Prompt:
Search for the word "Example" in the entries. Each line that holds it should be copied.

Entries from a dataset of interfaces:
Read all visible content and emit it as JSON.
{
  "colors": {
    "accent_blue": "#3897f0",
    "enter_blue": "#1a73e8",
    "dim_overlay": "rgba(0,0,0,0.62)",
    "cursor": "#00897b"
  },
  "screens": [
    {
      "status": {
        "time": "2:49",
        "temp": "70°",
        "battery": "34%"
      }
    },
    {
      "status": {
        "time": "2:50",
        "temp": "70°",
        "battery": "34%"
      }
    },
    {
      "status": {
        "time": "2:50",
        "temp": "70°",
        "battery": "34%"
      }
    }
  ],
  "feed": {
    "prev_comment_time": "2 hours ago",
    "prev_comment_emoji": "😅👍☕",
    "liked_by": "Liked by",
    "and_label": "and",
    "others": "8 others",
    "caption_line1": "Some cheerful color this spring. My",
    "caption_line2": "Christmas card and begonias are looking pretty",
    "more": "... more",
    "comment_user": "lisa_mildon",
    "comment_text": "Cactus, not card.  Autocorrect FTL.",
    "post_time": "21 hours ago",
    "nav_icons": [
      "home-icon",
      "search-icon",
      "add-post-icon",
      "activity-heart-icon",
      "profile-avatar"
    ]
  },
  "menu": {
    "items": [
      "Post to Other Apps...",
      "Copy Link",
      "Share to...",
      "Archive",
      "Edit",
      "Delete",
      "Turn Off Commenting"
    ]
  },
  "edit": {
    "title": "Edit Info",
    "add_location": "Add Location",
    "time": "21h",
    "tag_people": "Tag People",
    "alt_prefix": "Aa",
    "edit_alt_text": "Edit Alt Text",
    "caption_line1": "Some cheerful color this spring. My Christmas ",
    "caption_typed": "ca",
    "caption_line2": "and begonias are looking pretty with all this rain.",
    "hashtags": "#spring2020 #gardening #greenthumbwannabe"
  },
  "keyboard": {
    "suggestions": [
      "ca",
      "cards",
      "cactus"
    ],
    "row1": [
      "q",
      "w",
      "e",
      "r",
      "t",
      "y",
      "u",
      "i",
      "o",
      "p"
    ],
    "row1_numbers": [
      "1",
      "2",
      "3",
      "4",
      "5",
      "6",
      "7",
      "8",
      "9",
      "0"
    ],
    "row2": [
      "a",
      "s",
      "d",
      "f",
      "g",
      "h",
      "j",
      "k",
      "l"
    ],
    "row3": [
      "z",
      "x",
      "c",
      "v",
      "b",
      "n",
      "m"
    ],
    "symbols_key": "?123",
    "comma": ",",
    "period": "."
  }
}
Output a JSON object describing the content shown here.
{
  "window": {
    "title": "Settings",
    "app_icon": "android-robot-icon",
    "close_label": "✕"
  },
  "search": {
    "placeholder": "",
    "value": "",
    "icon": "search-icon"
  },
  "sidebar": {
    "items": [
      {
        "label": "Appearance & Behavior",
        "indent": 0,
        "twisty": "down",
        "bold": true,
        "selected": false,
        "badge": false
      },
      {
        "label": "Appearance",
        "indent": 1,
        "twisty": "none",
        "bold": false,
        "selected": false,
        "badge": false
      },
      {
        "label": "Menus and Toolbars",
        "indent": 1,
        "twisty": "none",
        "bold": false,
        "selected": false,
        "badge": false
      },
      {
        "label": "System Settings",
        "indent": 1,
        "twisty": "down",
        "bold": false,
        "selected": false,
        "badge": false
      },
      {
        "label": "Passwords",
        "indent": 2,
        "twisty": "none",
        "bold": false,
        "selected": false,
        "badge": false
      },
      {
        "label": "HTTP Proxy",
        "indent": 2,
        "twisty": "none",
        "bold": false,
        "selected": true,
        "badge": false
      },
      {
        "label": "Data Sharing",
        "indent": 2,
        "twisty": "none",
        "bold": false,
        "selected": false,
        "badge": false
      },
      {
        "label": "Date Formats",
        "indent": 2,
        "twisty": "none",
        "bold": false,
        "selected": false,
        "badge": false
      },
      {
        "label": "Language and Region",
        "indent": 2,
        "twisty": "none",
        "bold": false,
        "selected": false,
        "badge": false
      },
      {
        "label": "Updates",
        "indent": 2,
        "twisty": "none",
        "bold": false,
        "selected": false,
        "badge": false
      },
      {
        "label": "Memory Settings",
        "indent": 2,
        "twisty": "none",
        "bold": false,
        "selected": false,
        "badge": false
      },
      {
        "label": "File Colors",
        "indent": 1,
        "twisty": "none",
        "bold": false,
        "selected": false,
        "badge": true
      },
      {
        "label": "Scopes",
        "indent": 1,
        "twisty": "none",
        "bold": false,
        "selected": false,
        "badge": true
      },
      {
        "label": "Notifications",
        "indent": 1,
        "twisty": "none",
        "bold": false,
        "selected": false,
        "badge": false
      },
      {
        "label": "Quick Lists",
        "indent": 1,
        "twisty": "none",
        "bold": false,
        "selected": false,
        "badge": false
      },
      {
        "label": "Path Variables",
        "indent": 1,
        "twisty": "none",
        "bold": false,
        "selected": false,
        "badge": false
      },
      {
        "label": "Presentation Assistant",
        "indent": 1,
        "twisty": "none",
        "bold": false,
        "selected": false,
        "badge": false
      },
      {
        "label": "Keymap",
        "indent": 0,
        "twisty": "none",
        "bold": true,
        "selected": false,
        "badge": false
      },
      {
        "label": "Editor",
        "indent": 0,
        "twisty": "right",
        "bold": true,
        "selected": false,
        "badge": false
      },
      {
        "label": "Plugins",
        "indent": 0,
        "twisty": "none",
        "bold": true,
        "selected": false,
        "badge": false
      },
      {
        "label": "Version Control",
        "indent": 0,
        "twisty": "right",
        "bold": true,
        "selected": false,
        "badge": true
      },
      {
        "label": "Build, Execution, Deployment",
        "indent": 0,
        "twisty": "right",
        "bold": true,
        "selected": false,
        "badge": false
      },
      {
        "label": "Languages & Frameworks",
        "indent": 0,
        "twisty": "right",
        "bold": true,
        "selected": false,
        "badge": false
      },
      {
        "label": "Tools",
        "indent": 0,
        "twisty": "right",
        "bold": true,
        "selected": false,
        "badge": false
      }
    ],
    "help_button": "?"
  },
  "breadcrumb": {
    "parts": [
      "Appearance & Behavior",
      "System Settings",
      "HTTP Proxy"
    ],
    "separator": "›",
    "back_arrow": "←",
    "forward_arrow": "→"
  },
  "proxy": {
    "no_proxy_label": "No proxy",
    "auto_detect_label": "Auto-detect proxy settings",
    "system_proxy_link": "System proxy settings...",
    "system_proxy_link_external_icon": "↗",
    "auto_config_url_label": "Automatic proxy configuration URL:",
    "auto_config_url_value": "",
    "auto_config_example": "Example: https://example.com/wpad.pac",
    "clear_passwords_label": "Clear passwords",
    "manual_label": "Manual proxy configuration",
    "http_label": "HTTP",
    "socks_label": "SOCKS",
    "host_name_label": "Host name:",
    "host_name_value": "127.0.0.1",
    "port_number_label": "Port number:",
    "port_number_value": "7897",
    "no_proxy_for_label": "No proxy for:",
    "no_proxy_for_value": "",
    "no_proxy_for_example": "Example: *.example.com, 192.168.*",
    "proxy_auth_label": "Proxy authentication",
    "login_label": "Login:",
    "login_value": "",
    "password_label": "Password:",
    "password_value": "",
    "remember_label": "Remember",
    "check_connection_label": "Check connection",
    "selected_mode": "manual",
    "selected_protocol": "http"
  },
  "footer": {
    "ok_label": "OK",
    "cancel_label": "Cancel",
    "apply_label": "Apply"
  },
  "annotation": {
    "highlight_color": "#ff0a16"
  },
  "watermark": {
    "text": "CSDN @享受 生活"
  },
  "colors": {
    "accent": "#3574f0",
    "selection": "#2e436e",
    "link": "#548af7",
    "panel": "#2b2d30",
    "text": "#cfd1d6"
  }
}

Reply to the task:
    "auto_config_example": "Example: https://example.com/wpad.pac",
    "no_proxy_for_example": "Example: *.example.com, 192.168.*",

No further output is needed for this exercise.